There's no way to tell using the methodology you used. An improperly aligned lens is just one of several possible explanations for the differences between each of the images. Even among improperly aligned lenses, decentering is only one of several types of improper lens alignment that could produce such results.
When you move the camera around on the tripod, you change the relative distance from the optical center of the lens to different areas of your scene. This affects how sharp a particular thing will look because if the optical distance changes (because the optical center of the lens moved in an arc created by the position of the tripod's axis of movement) and the lens is not refocused, the point of focus will move in front of or behind your object. This is why "focus and recompose" can introduce focus errors that are noticeable when shooting portraits at very narrow apertures.
The only real way to do what you are trying to do is use a flat test chart that is properly aligned to be parallel to your camera's sensor. Then compare each of the corners of the test chart from the same image or series of images taken without moving the camera or target.
If the chart is not properly aligned with respect to your camera's sensor, then the results could indicate lens tilt, lens decentering, other optical alignment issues inside the lens or it might just mean improper alignment of the test chart or a combination of both - there is no visual difference between them in the results.

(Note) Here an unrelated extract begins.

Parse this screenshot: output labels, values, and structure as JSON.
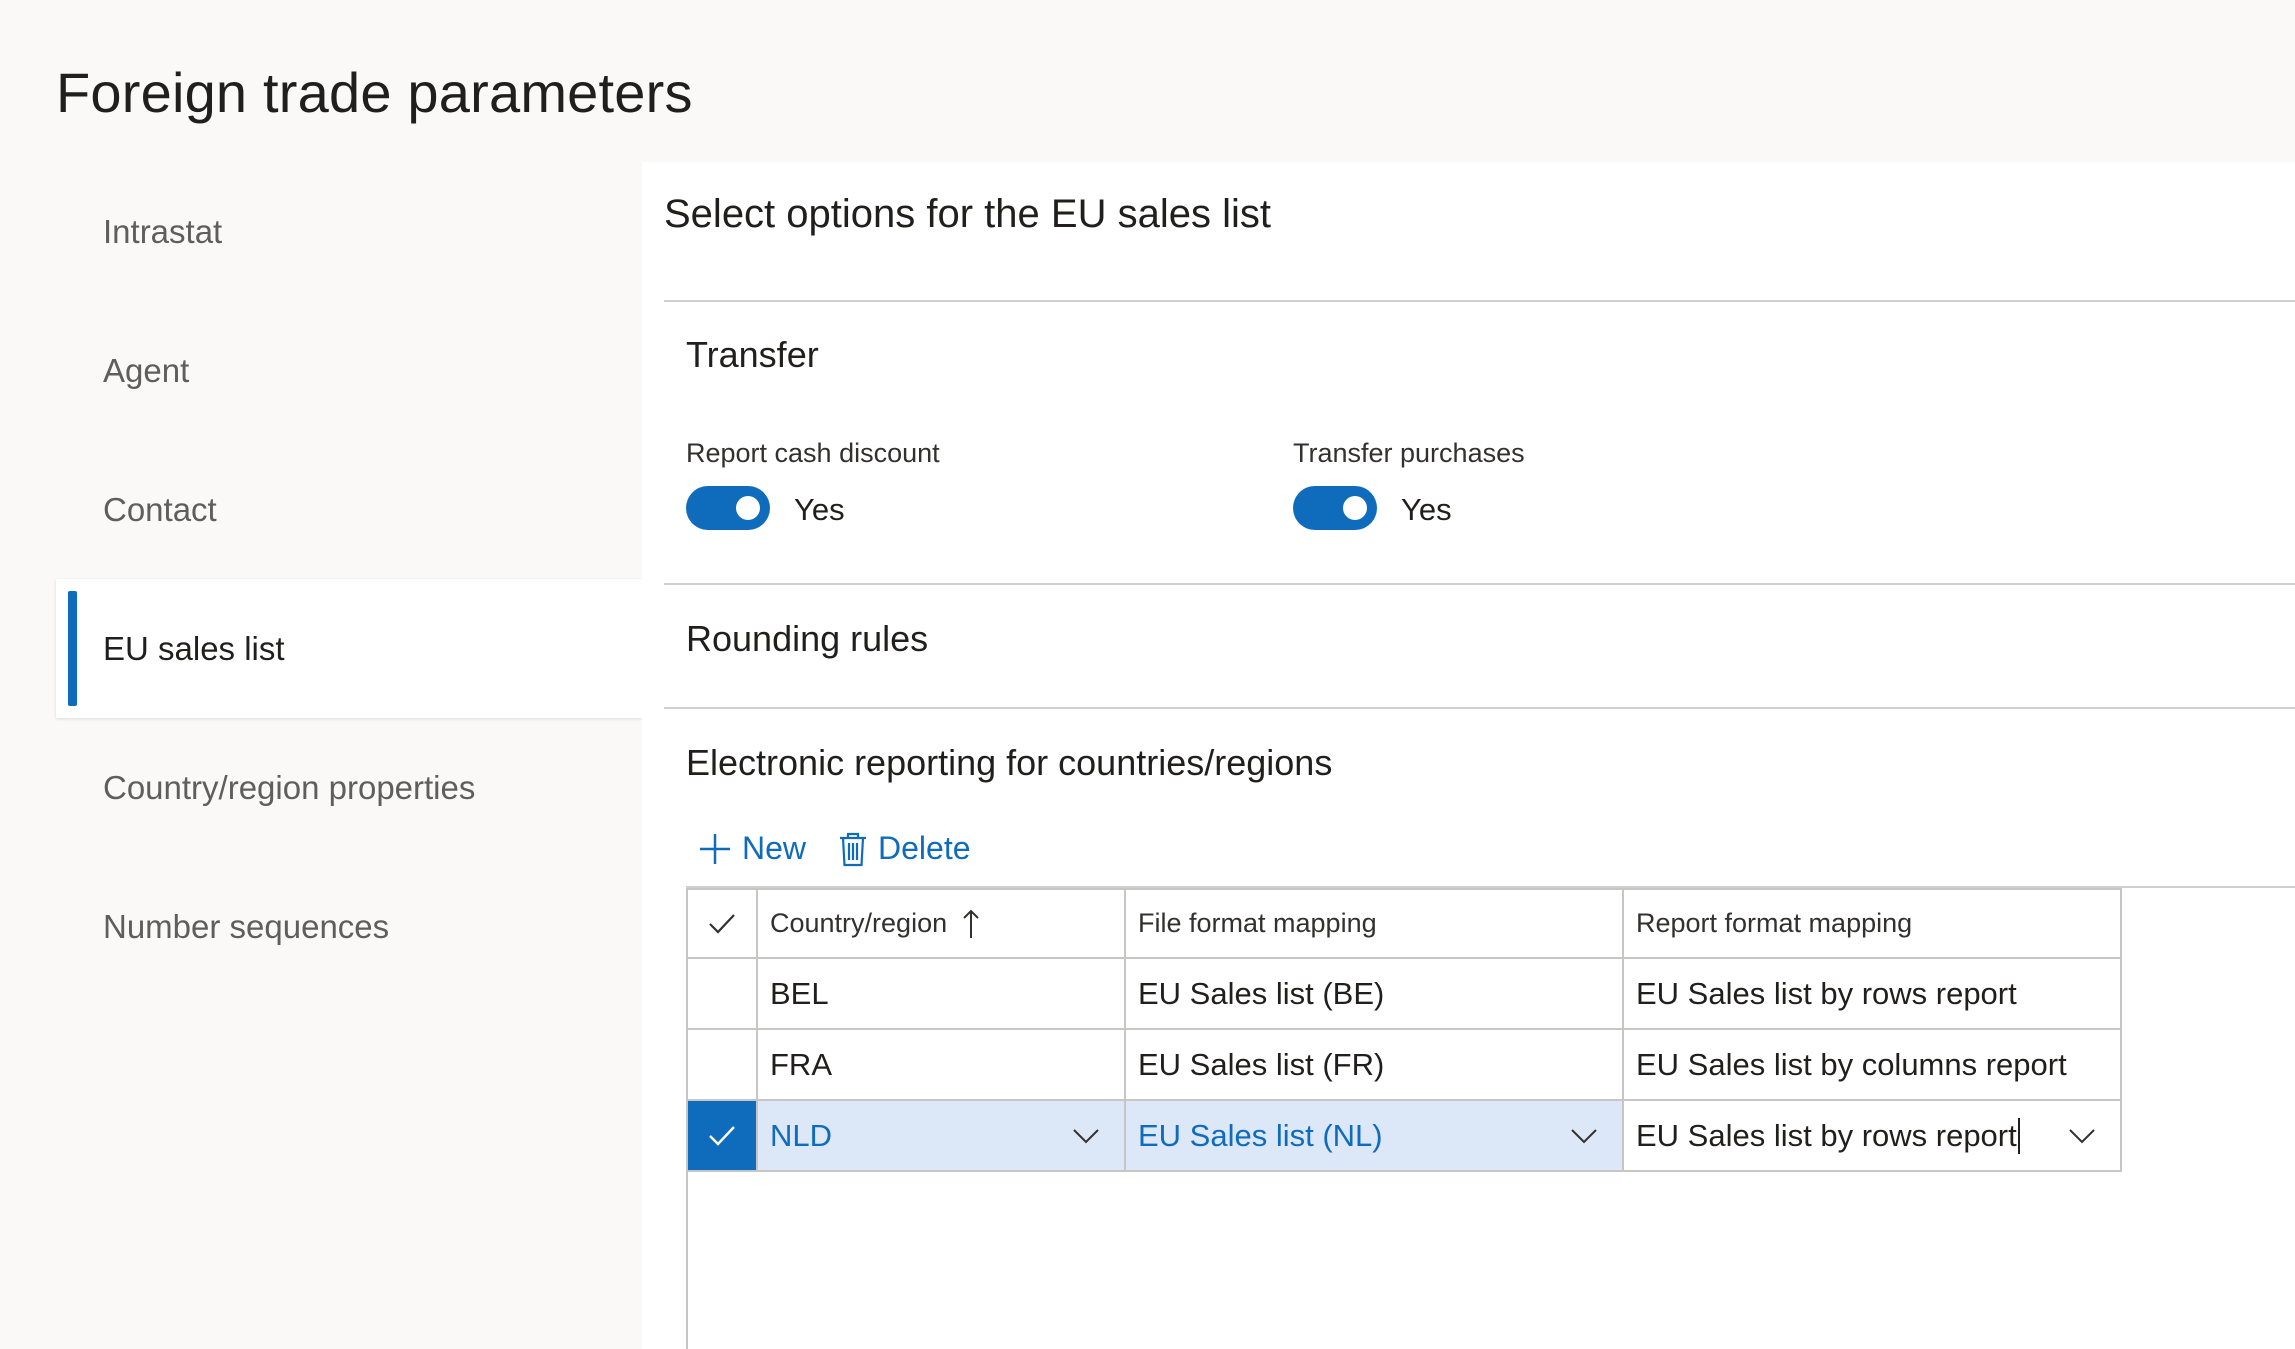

The easiest way to align a tripod mounted camera with a test chart is to use a stable, non-distorted mirror such as one solidly mounted to a wall. Align the camera so that the center of the lens in the reflection is exactly in the center of the camera's viewfinder. The marking for the center AF point will help in this respect. Then tape your test chart to the mirror without moving the mirror even slightly. You're now ready to start taking test shots as long as the camera does not move in relation to the test chart. For the purposes of this exercise, pointing the camera in a different direction is moving the camera because you have moved the optical center of the lens closer to part of the chart and further from other parts of the chart.

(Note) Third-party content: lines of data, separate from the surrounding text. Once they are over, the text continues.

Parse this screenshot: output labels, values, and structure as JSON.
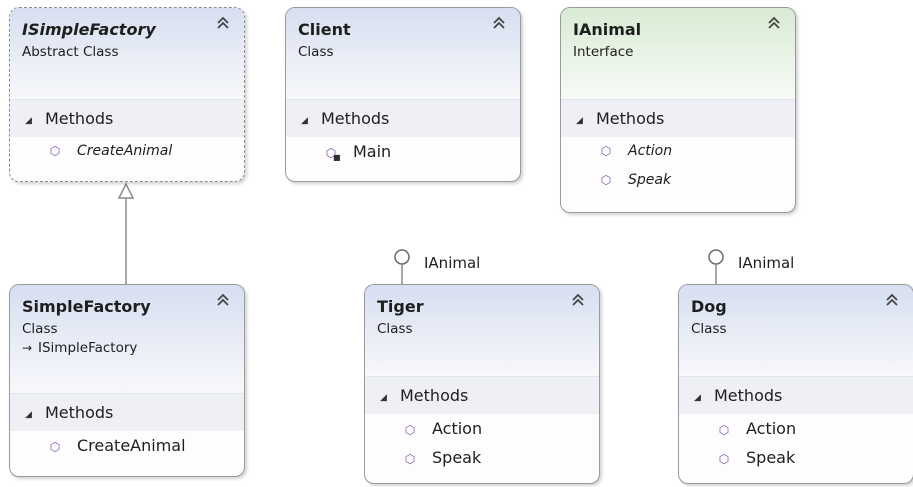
{
  "classes": {
    "isimplefactory": {
      "title": "ISimpleFactory",
      "kind": "Abstract Class",
      "section": "Methods",
      "methods": [
        "CreateAnimal"
      ]
    },
    "client": {
      "title": "Client",
      "kind": "Class",
      "section": "Methods",
      "methods": [
        "Main"
      ]
    },
    "ianimal": {
      "title": "IAnimal",
      "kind": "Interface",
      "section": "Methods",
      "methods": [
        "Action",
        "Speak"
      ]
    },
    "simplefactory": {
      "title": "SimpleFactory",
      "kind": "Class",
      "base": "ISimpleFactory",
      "section": "Methods",
      "methods": [
        "CreateAnimal"
      ]
    },
    "tiger": {
      "title": "Tiger",
      "kind": "Class",
      "section": "Methods",
      "methods": [
        "Action",
        "Speak"
      ],
      "interface_label": "IAnimal"
    },
    "dog": {
      "title": "Dog",
      "kind": "Class",
      "section": "Methods",
      "methods": [
        "Action",
        "Speak"
      ],
      "interface_label": "IAnimal"
    }
  },
  "icons": {
    "collapse": "double-chevron-up-icon",
    "section_toggle": "triangle-down-icon",
    "method": "method-cube-icon",
    "private_method": "method-lock-icon",
    "inheritance": "inheritance-arrow-icon"
  },
  "colors": {
    "class_header": "#d6def0",
    "interface_header": "#d9ebd4",
    "section_bg": "#eef0f6",
    "method_icon": "#7d4fb0",
    "border": "#9a9a9a"
  }
}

Keep in mind that most lenses demonstrate some field curvature. The field of focus is not a perfectly flat plane, even with a theoretically perfectly manufactured lens. Lenses that are highly corrected for field curvature, such as many macro lenses, still have a field of focus that looks more like a lasagna noodle than a flat plane. They're not perfectly flat, they're just more flat than uncorrected or less corrected lenses.
A few years back, Roger Cicala, the founder of LensRentals.com, wrote an informative blog entry about How to Test a Lens.

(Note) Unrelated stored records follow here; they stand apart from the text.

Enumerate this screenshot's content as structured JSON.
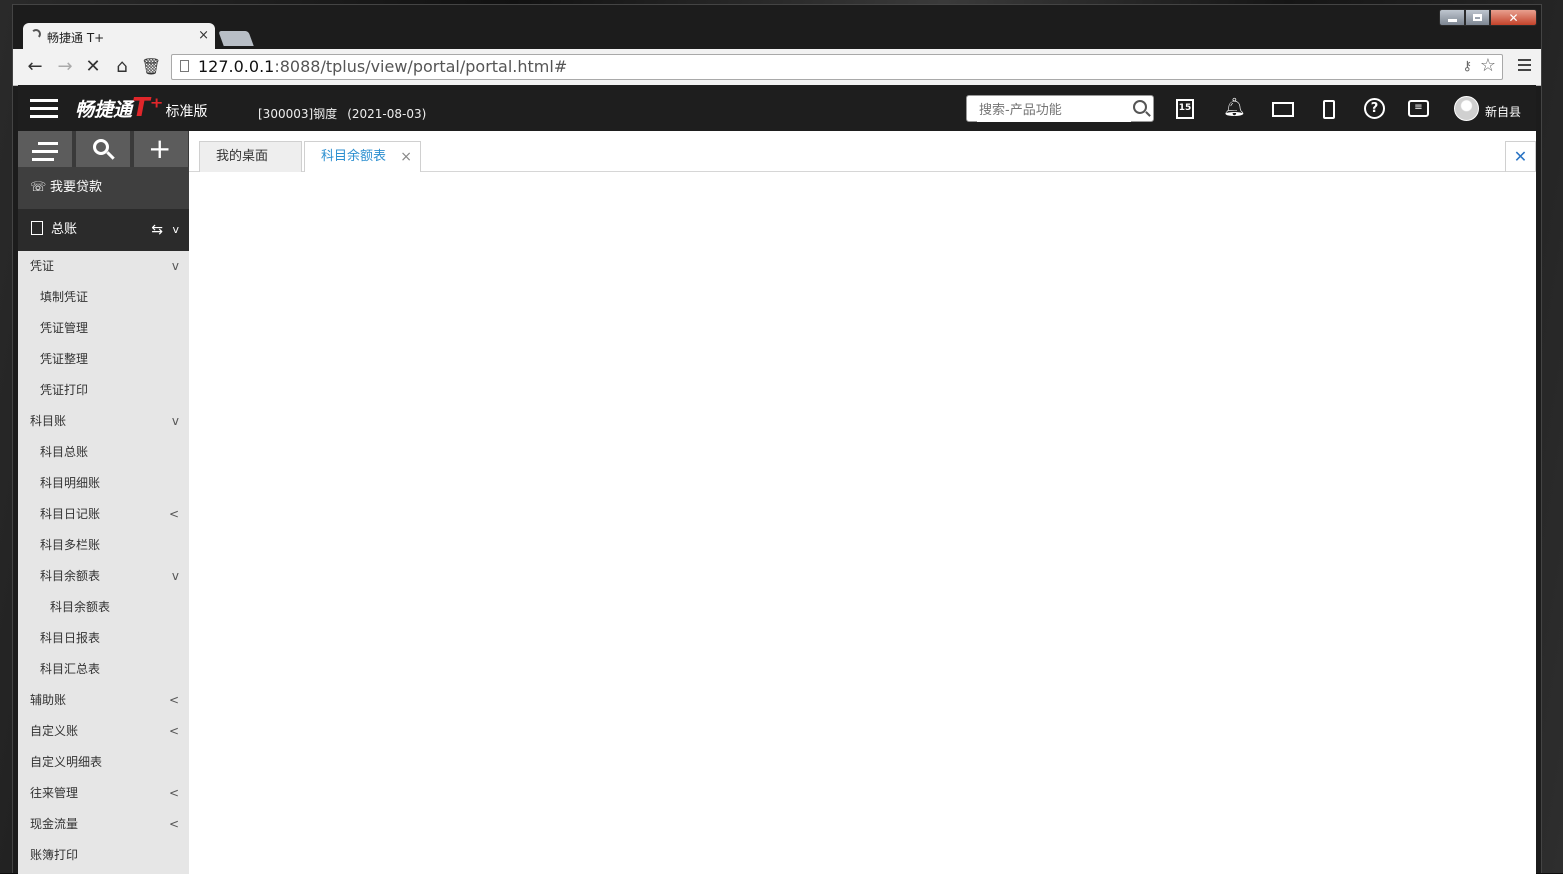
{
  "browser": {
    "tab_title": "畅捷通 T+",
    "tab_close": "×",
    "url_host": "127.0.0.1",
    "url_path": ":8088/tplus/view/portal/portal.html#"
  },
  "header": {
    "brand": "畅捷通",
    "brand_suffix": "T⁺",
    "edition": "标准版",
    "account": "[300003]钢度",
    "date": "(2021-08-03)",
    "search_placeholder": "搜索-产品功能",
    "calendar_day": "15",
    "user_name": "新自县"
  },
  "sidebar": {
    "loan_label": "我要贷款",
    "module_label": "总账",
    "module_chevron": "v",
    "items": [
      {
        "label": "凭证",
        "arrow": "v"
      },
      {
        "label": "填制凭证",
        "arrow": ""
      },
      {
        "label": "凭证管理",
        "arrow": ""
      },
      {
        "label": "凭证整理",
        "arrow": ""
      },
      {
        "label": "凭证打印",
        "arrow": ""
      },
      {
        "label": "科目账",
        "arrow": "v"
      },
      {
        "label": "科目总账",
        "arrow": ""
      },
      {
        "label": "科目明细账",
        "arrow": ""
      },
      {
        "label": "科目日记账",
        "arrow": "<"
      },
      {
        "label": "科目多栏账",
        "arrow": ""
      },
      {
        "label": "科目余额表",
        "arrow": "v"
      },
      {
        "label": "科目余额表",
        "arrow": ""
      },
      {
        "label": "科目日报表",
        "arrow": ""
      },
      {
        "label": "科目汇总表",
        "arrow": ""
      },
      {
        "label": "辅助账",
        "arrow": "<"
      },
      {
        "label": "自定义账",
        "arrow": "<"
      },
      {
        "label": "自定义明细表",
        "arrow": ""
      },
      {
        "label": "往来管理",
        "arrow": "<"
      },
      {
        "label": "现金流量",
        "arrow": "<"
      },
      {
        "label": "账簿打印",
        "arrow": ""
      }
    ]
  },
  "main": {
    "tabs": [
      {
        "label": "我的桌面"
      },
      {
        "label": "科目余额表",
        "close": "×"
      }
    ],
    "close_all": "✕"
  }
}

For more about the subtleties of field of focus, I recommend reading Roger Cicala's excellent series about it:
Fun with Field of Focus Part 1
Fun with Field of Focus II: Copy-to-Copy Variation and Lens Testing
Also related: Why You Can’t Optically Test Your Lens with Autofocus
I tested my lens according to your answer and edited my post with the results.
Based on the results of that test, I'd say you are still struggling with alignment issues between the camera and test chart. The test targets all skew in the same direction. That is, the top right is the weakest in all four quadrants and the lower left is the sharpest.
If the test chart were square with the camera one would expect the outer corners of each quadrant to be worse than the inner corners. In other words, the top right would look worse in the top right corner but the lower left would look worse in the lower left corner. It's possible tilt could cause the same thing, but a decentered element probably wouldn't.
As it is, the lower left corner is the sharpest, the top left and lower right corners are about equal and just a tad softer than the loser left. The top right corner is even softer. What would have been helpful at that point is to have refocused the lens until the top right corner was brought into focus as sharply as possible and then see what the other corners (and the center) look like.